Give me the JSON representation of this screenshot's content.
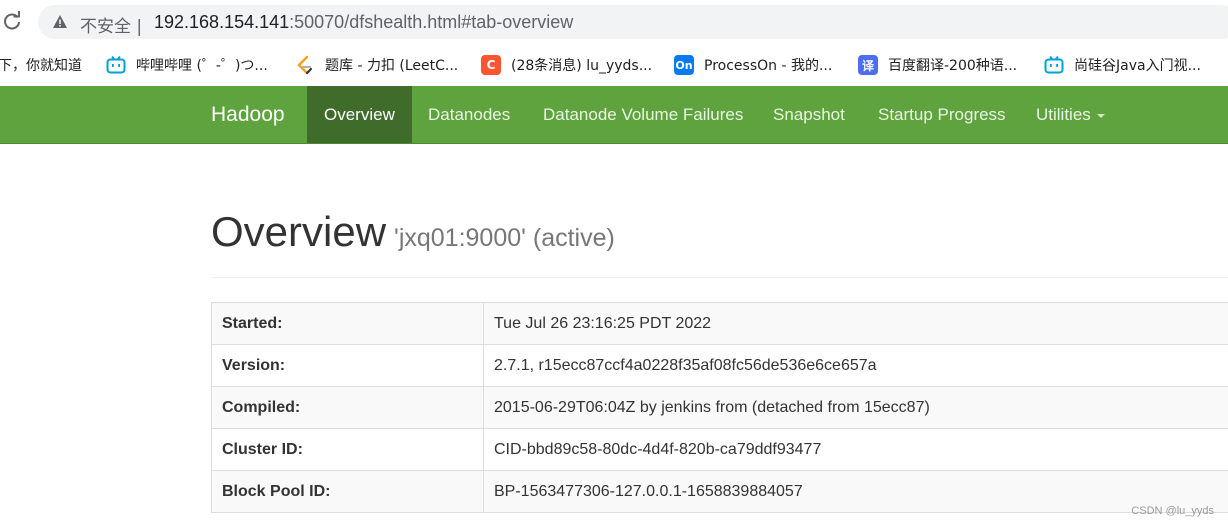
{
  "browser": {
    "insecure_label": "不安全",
    "separator": "|",
    "url_host": "192.168.154.141",
    "url_rest": ":50070/dfshealth.html#tab-overview"
  },
  "bookmarks": [
    {
      "label": "下，你就知道",
      "icon": "",
      "color": ""
    },
    {
      "label": "哔哩哔哩 (゜-゜)つ...",
      "icon": "bilibili-icon",
      "color": "#00a1d6"
    },
    {
      "label": "题库 - 力扣 (LeetC...",
      "icon": "leetcode-icon",
      "color": "#f89f1b"
    },
    {
      "label": "(28条消息) lu_yyds...",
      "icon": "csdn-icon",
      "color": "#fc5531"
    },
    {
      "label": "ProcessOn - 我的...",
      "icon": "processon-icon",
      "color": "#067bef"
    },
    {
      "label": "百度翻译-200种语...",
      "icon": "baidu-translate-icon",
      "color": "#4e6ef2"
    },
    {
      "label": "尚硅谷Java入门视...",
      "icon": "bilibili-icon",
      "color": "#00a1d6"
    }
  ],
  "bookmark_glyphs": {
    "processon": "On",
    "baidu": "译"
  },
  "navbar": {
    "brand": "Hadoop",
    "items": [
      "Overview",
      "Datanodes",
      "Datanode Volume Failures",
      "Snapshot",
      "Startup Progress",
      "Utilities"
    ],
    "active": "Overview",
    "color": "#5fa33e",
    "active_color": "#3f6c2a"
  },
  "header": {
    "title": "Overview",
    "subtitle": "'jxq01:9000' (active)"
  },
  "table": [
    {
      "key": "Started:",
      "value": "Tue Jul 26 23:16:25 PDT 2022"
    },
    {
      "key": "Version:",
      "value": "2.7.1, r15ecc87ccf4a0228f35af08fc56de536e6ce657a"
    },
    {
      "key": "Compiled:",
      "value": "2015-06-29T06:04Z by jenkins from (detached from 15ecc87)"
    },
    {
      "key": "Cluster ID:",
      "value": "CID-bbd89c58-80dc-4d4f-820b-ca79ddf93477"
    },
    {
      "key": "Block Pool ID:",
      "value": "BP-1563477306-127.0.0.1-1658839884057"
    }
  ],
  "watermark": "CSDN @lu_yyds"
}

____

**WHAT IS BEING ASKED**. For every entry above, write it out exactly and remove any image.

**REPLY TO THE TASK**.
Give me the JSON representation of this screenshot's content.
{
  "browser": {
    "insecure_label": "不安全",
    "separator": "|",
    "url_host": "192.168.154.141",
    "url_rest": ":50070/dfshealth.html#tab-overview"
  },
  "bookmarks": [
    {
      "label": "下，你就知道",
      "icon": "",
      "color": ""
    },
    {
      "label": "哔哩哔哩 (゜-゜)つ...",
      "icon": "bilibili-icon",
      "color": "#00a1d6"
    },
    {
      "label": "题库 - 力扣 (LeetC...",
      "icon": "leetcode-icon",
      "color": "#f89f1b"
    },
    {
      "label": "(28条消息) lu_yyds...",
      "icon": "csdn-icon",
      "color": "#fc5531"
    },
    {
      "label": "ProcessOn - 我的...",
      "icon": "processon-icon",
      "color": "#067bef"
    },
    {
      "label": "百度翻译-200种语...",
      "icon": "baidu-translate-icon",
      "color": "#4e6ef2"
    },
    {
      "label": "尚硅谷Java入门视...",
      "icon": "bilibili-icon",
      "color": "#00a1d6"
    }
  ],
  "bookmark_glyphs": {
    "processon": "On",
    "baidu": "译"
  },
  "navbar": {
    "brand": "Hadoop",
    "items": [
      "Overview",
      "Datanodes",
      "Datanode Volume Failures",
      "Snapshot",
      "Startup Progress",
      "Utilities"
    ],
    "active": "Overview",
    "color": "#5fa33e",
    "active_color": "#3f6c2a"
  },
  "header": {
    "title": "Overview",
    "subtitle": "'jxq01:9000' (active)"
  },
  "table": [
    {
      "key": "Started:",
      "value": "Tue Jul 26 23:16:25 PDT 2022"
    },
    {
      "key": "Version:",
      "value": "2.7.1, r15ecc87ccf4a0228f35af08fc56de536e6ce657a"
    },
    {
      "key": "Compiled:",
      "value": "2015-06-29T06:04Z by jenkins from (detached from 15ecc87)"
    },
    {
      "key": "Cluster ID:",
      "value": "CID-bbd89c58-80dc-4d4f-820b-ca79ddf93477"
    },
    {
      "key": "Block Pool ID:",
      "value": "BP-1563477306-127.0.0.1-1658839884057"
    }
  ],
  "watermark": "CSDN @lu_yyds"
}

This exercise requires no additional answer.